I don't usually tend to pick up the Marvel "Essential" series, but I've already chomped my way through many of the graphic novels at the library, and now I'm going through the remainders. Plus, I just like to know things. Everyone in Blogistan goes on about genius drunkie Tony Stark and his fighting robot suit, and I feel like a kid at the grown-ups' table. "What? What? I wanna know!"
Essential Iron Man Volume 1 samples stories from early in Iron Man lore, back when he was still a highlight in comic Tales of Suspense. Right off, the old-school Marvel break-the-internet-in-half promo copy sucks me in: "Watch his awesome approach! Listen to his ponderous footsteps as he lumbers closer ... closer ... for today you are destined to encounter - - the invincible IRON MAN!" Cripes! That's solid gold hyperbole with a chaser of SAT vocab. AWESOME.
The premise of Iron Man is also primo old-school material. Science genius millionaire playboy Tony Stark (played by Errol Flynn) develops revolutionary transistor-based military weapons, which will be used in Vietnam. On location on the jungle outskirts, he stumbles across a booby trap, takes life-threatening shrapnel in the chest, and is kidnapped by guerrillas. Forced to create weaponry for the enemy, he secretly creates a robot suit to artificially keep him alive and to enable him to go all jackbooty on his captors. Which he does. Cue return to America, return to military R&D, and a new Marvel-brand tragic and secret nature ("No one can ever know that I wear this hidden iron chest plate to keep me alive!") and matching secret identity as Iron Man, Fighter of Baddies and/or Commies! Take that, gangsters and Reds!
Eventually, the story acquires more of a supporting cast in the form of a cute girl and hapless buddy, and that's when it turns into a Stan Lee mad lib:
Hero: "How could $female ever love a man with $ailment? She'd be better off loving $schlubby_guy_buddy."
Female: "Why doesn't $hero love me? Sob!"
::insert a few scenes of beatin' on peeps, saving lives::
Caption: "He's the most tragic hero EVAR!!!11!"
Seriously, I liked the original premise behind Iron Man, but didn't anyone back then notice that it was turning out exactly like the other Stan Lee comics of that era: Daredevil, Thor, and so on? Hero has fights, maintains unrequited love with girly girl, ends issues with the obligatory "I'm so tragic" panel?
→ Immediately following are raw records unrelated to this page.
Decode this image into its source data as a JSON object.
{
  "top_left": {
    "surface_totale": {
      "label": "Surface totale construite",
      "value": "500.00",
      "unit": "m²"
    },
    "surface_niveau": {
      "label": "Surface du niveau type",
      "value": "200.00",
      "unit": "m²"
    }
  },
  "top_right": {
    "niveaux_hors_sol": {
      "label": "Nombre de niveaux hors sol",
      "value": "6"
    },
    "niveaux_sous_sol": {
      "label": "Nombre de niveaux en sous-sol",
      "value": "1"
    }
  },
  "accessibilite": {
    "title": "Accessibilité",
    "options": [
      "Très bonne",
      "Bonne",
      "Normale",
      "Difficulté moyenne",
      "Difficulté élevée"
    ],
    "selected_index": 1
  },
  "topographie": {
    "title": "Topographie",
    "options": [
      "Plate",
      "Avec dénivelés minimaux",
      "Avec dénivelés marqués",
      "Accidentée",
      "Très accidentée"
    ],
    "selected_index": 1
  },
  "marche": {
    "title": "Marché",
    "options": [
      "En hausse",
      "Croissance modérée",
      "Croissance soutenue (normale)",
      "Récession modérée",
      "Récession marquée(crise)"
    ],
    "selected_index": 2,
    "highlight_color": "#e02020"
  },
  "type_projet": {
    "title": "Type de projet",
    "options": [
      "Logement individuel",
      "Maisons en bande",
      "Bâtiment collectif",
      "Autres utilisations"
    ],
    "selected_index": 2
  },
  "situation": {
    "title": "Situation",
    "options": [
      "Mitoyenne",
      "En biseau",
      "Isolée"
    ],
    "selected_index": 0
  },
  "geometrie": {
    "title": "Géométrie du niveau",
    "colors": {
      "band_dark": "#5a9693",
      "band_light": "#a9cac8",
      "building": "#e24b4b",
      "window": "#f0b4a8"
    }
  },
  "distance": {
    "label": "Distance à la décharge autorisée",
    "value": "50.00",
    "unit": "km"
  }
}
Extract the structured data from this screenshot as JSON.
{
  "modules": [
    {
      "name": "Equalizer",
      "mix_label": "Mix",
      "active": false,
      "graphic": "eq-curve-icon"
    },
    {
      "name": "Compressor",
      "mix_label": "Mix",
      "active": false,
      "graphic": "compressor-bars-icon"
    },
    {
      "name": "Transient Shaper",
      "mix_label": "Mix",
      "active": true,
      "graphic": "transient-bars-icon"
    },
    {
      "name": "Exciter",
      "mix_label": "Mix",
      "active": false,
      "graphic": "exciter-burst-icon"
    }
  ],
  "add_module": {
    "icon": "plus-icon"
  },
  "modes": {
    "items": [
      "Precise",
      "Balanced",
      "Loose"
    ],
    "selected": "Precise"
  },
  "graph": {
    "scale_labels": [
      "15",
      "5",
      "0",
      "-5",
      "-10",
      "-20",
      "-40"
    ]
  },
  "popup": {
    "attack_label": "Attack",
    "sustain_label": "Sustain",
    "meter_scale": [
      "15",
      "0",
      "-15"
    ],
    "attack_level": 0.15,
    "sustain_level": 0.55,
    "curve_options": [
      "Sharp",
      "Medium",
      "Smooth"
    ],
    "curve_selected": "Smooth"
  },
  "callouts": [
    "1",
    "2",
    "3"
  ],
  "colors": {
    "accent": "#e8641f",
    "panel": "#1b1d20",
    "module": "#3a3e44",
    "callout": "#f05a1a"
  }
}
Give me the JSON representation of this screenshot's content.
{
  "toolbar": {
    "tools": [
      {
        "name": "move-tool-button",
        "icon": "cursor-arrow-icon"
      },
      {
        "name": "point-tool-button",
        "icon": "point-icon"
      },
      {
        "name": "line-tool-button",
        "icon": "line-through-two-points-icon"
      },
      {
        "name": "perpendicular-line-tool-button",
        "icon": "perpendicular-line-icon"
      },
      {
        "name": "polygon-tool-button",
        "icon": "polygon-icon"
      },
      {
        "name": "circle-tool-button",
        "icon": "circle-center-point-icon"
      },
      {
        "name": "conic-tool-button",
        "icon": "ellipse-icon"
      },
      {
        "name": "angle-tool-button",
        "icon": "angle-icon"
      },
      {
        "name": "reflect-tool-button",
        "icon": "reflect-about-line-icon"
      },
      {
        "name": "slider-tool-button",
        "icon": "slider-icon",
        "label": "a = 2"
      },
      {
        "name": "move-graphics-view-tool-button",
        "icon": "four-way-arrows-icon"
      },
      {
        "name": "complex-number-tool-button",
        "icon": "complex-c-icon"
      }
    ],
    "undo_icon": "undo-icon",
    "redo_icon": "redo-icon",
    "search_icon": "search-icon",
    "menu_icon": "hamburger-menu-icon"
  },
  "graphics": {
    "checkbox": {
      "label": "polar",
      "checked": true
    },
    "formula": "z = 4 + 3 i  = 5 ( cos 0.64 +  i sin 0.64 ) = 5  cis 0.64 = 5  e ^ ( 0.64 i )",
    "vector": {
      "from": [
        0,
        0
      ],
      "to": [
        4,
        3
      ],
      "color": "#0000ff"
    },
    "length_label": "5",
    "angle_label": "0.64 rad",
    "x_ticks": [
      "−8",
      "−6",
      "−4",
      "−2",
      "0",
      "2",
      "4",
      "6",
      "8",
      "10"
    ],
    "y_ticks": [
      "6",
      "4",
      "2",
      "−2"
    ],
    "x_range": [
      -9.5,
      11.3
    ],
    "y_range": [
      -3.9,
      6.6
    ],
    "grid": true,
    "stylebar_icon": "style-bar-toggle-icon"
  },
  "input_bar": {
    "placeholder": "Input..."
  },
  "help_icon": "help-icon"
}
Then again, years from now, people will probably look back and say that about our pop culture. "Didn't those fools notice that all their movies were pretty much all the same movie? Volcano and Dante's Peak, Deep Impact and Armageddon?"
Iron Man also gets his own cheesy Yellow Peril techno-villain in this volume. Enter ... the Mandarin!
I enjoyed the cameos by other Marvel greats: Angel, Hawkeye and the Black Widow, the Avengers. Shared universes like that play havoc with tragic heroes' woes, though. Actual Iron Man quote: "Nobody can help me! Nobody can repair my damaged heart! Nobody can guarantee how much longer it will keep beating! Nobody can ever know the torment felt by Iron Man!" Meanwhile, he's a member of the Avengers, where his teammates are a Whitman's Sampler of gods and science genius types, and he lives in the same world as the X-Men, the Fantastic Four, and god knows who else. You're telling me he can't find someone to teleport/magic/science-ify that piece of shrapnel out of him? Mm-hmm. I'd buy it if it were written more as "Tony Stark is a stubborn SOB with an ego the size of Maryland and wants to prove that he can fix himself." That kind of pride-failing is more convincing than "rich bastard with robot suit surrounded by super-super types has woeful pity party every night."